▶ [AIM OF THE TASK] The required output is the full listing below, reproduced word for word.

-------- SOURCE DATA

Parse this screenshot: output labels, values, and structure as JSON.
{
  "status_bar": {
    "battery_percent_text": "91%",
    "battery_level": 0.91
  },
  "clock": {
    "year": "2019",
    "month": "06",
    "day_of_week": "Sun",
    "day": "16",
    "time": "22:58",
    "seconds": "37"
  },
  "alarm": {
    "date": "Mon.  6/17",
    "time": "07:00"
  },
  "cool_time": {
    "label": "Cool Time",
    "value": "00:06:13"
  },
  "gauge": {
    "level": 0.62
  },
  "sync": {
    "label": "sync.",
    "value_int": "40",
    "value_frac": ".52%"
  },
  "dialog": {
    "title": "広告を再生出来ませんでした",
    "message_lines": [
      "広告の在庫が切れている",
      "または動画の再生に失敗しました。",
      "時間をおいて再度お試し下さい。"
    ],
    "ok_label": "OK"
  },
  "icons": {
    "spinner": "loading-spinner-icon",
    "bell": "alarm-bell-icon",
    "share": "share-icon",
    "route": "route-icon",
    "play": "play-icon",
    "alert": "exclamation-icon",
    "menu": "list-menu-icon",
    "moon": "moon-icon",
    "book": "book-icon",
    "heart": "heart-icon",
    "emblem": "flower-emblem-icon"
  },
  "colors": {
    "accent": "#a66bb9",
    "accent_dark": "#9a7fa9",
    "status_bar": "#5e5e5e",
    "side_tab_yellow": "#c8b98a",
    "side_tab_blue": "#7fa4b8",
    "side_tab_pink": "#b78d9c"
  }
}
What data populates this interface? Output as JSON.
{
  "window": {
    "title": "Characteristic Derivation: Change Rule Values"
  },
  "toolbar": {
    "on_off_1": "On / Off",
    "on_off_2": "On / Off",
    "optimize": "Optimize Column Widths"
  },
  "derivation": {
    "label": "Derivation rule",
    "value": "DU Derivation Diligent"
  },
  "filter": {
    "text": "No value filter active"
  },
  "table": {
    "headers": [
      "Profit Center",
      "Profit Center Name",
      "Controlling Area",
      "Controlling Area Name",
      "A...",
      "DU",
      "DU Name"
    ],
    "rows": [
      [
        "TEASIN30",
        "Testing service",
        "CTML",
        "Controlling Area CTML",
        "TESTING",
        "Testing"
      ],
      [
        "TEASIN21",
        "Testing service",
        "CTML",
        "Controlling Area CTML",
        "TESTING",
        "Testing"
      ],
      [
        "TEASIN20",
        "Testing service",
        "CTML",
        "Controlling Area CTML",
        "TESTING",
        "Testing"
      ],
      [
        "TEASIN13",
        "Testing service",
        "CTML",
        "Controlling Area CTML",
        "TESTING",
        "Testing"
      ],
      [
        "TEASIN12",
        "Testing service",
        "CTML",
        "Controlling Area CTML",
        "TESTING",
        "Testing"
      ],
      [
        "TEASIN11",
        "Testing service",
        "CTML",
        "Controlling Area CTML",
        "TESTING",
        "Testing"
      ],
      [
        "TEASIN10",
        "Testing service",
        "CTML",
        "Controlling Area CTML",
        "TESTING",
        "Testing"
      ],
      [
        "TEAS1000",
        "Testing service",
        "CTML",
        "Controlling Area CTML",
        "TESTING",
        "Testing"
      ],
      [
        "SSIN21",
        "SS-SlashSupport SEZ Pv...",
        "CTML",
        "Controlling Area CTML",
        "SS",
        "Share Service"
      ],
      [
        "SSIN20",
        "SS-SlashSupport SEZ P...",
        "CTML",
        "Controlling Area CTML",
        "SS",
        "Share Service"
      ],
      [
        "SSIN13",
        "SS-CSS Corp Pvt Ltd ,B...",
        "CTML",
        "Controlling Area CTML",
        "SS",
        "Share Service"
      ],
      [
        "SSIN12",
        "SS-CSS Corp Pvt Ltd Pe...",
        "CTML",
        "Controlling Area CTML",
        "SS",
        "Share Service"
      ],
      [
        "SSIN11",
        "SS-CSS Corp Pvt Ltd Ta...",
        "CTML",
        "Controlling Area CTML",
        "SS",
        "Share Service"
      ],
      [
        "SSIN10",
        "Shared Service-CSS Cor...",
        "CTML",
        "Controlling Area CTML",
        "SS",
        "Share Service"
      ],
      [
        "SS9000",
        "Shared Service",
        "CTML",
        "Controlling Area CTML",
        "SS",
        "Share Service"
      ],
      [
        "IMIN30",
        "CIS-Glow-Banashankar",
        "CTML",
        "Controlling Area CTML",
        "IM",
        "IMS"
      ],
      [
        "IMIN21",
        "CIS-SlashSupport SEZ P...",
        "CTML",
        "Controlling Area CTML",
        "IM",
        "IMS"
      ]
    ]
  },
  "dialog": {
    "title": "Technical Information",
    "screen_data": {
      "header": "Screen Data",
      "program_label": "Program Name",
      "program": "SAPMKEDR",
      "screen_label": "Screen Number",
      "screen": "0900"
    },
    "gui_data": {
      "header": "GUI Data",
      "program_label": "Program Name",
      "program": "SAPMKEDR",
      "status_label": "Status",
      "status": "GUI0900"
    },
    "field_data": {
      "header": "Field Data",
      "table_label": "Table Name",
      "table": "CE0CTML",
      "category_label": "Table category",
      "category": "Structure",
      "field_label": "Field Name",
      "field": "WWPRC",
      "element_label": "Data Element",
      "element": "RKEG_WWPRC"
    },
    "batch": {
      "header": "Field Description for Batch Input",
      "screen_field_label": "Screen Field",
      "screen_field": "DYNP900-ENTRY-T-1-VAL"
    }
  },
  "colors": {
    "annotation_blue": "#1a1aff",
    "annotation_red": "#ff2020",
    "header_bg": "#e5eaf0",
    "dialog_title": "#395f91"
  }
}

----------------

▶ [COMPLETED EXERCISE]
Parse this screenshot: output labels, values, and structure as JSON.
{
  "status_bar": {
    "battery_percent_text": "91%",
    "battery_level": 0.91
  },
  "clock": {
    "year": "2019",
    "month": "06",
    "day_of_week": "Sun",
    "day": "16",
    "time": "22:58",
    "seconds": "37"
  },
  "alarm": {
    "date": "Mon.  6/17",
    "time": "07:00"
  },
  "cool_time": {
    "label": "Cool Time",
    "value": "00:06:13"
  },
  "gauge": {
    "level": 0.62
  },
  "sync": {
    "label": "sync.",
    "value_int": "40",
    "value_frac": ".52%"
  },
  "dialog": {
    "title": "広告を再生出来ませんでした",
    "message_lines": [
      "広告の在庫が切れている",
      "または動画の再生に失敗しました。",
      "時間をおいて再度お試し下さい。"
    ],
    "ok_label": "OK"
  },
  "icons": {
    "spinner": "loading-spinner-icon",
    "bell": "alarm-bell-icon",
    "share": "share-icon",
    "route": "route-icon",
    "play": "play-icon",
    "alert": "exclamation-icon",
    "menu": "list-menu-icon",
    "moon": "moon-icon",
    "book": "book-icon",
    "heart": "heart-icon",
    "emblem": "flower-emblem-icon"
  },
  "colors": {
    "accent": "#a66bb9",
    "accent_dark": "#9a7fa9",
    "status_bar": "#5e5e5e",
    "side_tab_yellow": "#c8b98a",
    "side_tab_blue": "#7fa4b8",
    "side_tab_pink": "#b78d9c"
  }
}
What data populates this interface? Output as JSON.
{
  "window": {
    "title": "Characteristic Derivation: Change Rule Values"
  },
  "toolbar": {
    "on_off_1": "On / Off",
    "on_off_2": "On / Off",
    "optimize": "Optimize Column Widths"
  },
  "derivation": {
    "label": "Derivation rule",
    "value": "DU Derivation Diligent"
  },
  "filter": {
    "text": "No value filter active"
  },
  "table": {
    "headers": [
      "Profit Center",
      "Profit Center Name",
      "Controlling Area",
      "Controlling Area Name",
      "A...",
      "DU",
      "DU Name"
    ],
    "rows": [
      [
        "TEASIN30",
        "Testing service",
        "CTML",
        "Controlling Area CTML",
        "TESTING",
        "Testing"
      ],
      [
        "TEASIN21",
        "Testing service",
        "CTML",
        "Controlling Area CTML",
        "TESTING",
        "Testing"
      ],
      [
        "TEASIN20",
        "Testing service",
        "CTML",
        "Controlling Area CTML",
        "TESTING",
        "Testing"
      ],
      [
        "TEASIN13",
        "Testing service",
        "CTML",
        "Controlling Area CTML",
        "TESTING",
        "Testing"
      ],
      [
        "TEASIN12",
        "Testing service",
        "CTML",
        "Controlling Area CTML",
        "TESTING",
        "Testing"
      ],
      [
        "TEASIN11",
        "Testing service",
        "CTML",
        "Controlling Area CTML",
        "TESTING",
        "Testing"
      ],
      [
        "TEASIN10",
        "Testing service",
        "CTML",
        "Controlling Area CTML",
        "TESTING",
        "Testing"
      ],
      [
        "TEAS1000",
        "Testing service",
        "CTML",
        "Controlling Area CTML",
        "TESTING",
        "Testing"
      ],
      [
        "SSIN21",
        "SS-SlashSupport SEZ Pv...",
        "CTML",
        "Controlling Area CTML",
        "SS",
        "Share Service"
      ],
      [
        "SSIN20",
        "SS-SlashSupport SEZ P...",
        "CTML",
        "Controlling Area CTML",
        "SS",
        "Share Service"
      ],
      [
        "SSIN13",
        "SS-CSS Corp Pvt Ltd ,B...",
        "CTML",
        "Controlling Area CTML",
        "SS",
        "Share Service"
      ],
      [
        "SSIN12",
        "SS-CSS Corp Pvt Ltd Pe...",
        "CTML",
        "Controlling Area CTML",
        "SS",
        "Share Service"
      ],
      [
        "SSIN11",
        "SS-CSS Corp Pvt Ltd Ta...",
        "CTML",
        "Controlling Area CTML",
        "SS",
        "Share Service"
      ],
      [
        "SSIN10",
        "Shared Service-CSS Cor...",
        "CTML",
        "Controlling Area CTML",
        "SS",
        "Share Service"
      ],
      [
        "SS9000",
        "Shared Service",
        "CTML",
        "Controlling Area CTML",
        "SS",
        "Share Service"
      ],
      [
        "IMIN30",
        "CIS-Glow-Banashankar",
        "CTML",
        "Controlling Area CTML",
        "IM",
        "IMS"
      ],
      [
        "IMIN21",
        "CIS-SlashSupport SEZ P...",
        "CTML",
        "Controlling Area CTML",
        "IM",
        "IMS"
      ]
    ]
  },
  "dialog": {
    "title": "Technical Information",
    "screen_data": {
      "header": "Screen Data",
      "program_label": "Program Name",
      "program": "SAPMKEDR",
      "screen_label": "Screen Number",
      "screen": "0900"
    },
    "gui_data": {
      "header": "GUI Data",
      "program_label": "Program Name",
      "program": "SAPMKEDR",
      "status_label": "Status",
      "status": "GUI0900"
    },
    "field_data": {
      "header": "Field Data",
      "table_label": "Table Name",
      "table": "CE0CTML",
      "category_label": "Table category",
      "category": "Structure",
      "field_label": "Field Name",
      "field": "WWPRC",
      "element_label": "Data Element",
      "element": "RKEG_WWPRC"
    },
    "batch": {
      "header": "Field Description for Batch Input",
      "screen_field_label": "Screen Field",
      "screen_field": "DYNP900-ENTRY-T-1-VAL"
    }
  },
  "colors": {
    "annotation_blue": "#1a1aff",
    "annotation_red": "#ff2020",
    "header_bg": "#e5eaf0",
    "dialog_title": "#395f91"
  }
}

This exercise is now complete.